_Requirement_. Please report each line of the data below that contains "GraphABC".
----
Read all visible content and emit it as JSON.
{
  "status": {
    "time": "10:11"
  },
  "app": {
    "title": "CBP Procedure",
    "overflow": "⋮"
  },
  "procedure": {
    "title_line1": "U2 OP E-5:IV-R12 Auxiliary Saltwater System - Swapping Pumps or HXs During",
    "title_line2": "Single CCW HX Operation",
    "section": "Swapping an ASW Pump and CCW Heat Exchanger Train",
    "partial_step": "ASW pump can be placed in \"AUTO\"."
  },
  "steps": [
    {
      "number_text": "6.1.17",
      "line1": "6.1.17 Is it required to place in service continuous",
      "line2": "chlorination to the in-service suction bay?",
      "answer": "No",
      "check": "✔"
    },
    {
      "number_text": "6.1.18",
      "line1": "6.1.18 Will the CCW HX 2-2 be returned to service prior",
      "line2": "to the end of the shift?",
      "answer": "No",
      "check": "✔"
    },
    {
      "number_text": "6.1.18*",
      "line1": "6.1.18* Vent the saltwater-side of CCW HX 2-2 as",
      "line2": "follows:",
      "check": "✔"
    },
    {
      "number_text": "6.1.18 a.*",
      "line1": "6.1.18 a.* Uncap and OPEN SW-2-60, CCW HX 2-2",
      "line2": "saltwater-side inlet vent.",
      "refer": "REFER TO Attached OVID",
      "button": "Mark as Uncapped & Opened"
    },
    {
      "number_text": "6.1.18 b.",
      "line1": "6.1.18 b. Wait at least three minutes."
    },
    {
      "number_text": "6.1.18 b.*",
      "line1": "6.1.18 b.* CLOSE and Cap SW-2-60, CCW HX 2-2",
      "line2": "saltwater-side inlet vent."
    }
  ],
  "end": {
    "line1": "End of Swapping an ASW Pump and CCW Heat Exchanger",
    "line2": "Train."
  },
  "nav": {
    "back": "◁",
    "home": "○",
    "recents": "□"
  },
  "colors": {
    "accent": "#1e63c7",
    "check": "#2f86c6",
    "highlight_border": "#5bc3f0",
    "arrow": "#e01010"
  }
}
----
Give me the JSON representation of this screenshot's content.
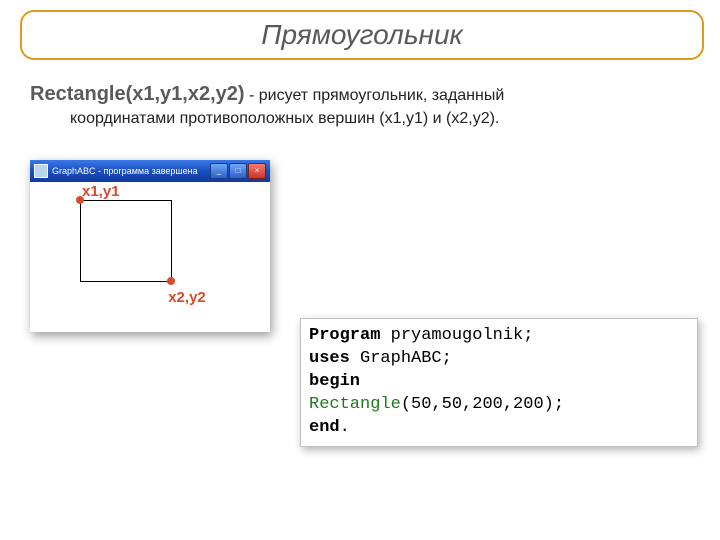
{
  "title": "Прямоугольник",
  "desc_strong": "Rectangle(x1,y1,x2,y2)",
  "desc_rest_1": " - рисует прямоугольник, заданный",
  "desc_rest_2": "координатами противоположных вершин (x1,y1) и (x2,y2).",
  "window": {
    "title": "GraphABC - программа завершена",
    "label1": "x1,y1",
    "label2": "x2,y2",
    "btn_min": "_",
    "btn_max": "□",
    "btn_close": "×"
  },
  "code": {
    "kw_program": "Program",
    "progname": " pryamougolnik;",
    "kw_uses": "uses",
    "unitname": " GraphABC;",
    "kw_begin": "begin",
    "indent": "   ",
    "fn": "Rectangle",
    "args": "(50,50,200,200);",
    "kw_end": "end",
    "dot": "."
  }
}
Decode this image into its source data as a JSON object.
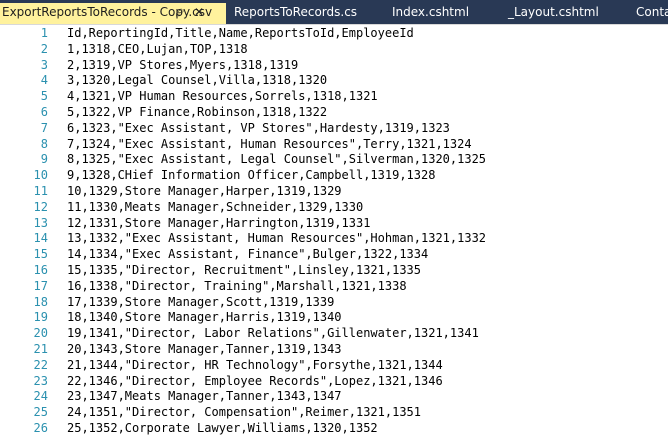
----
_Your solution_.
    "title": "GraphABC - программа завершена",
    "unitname": " GraphABC;",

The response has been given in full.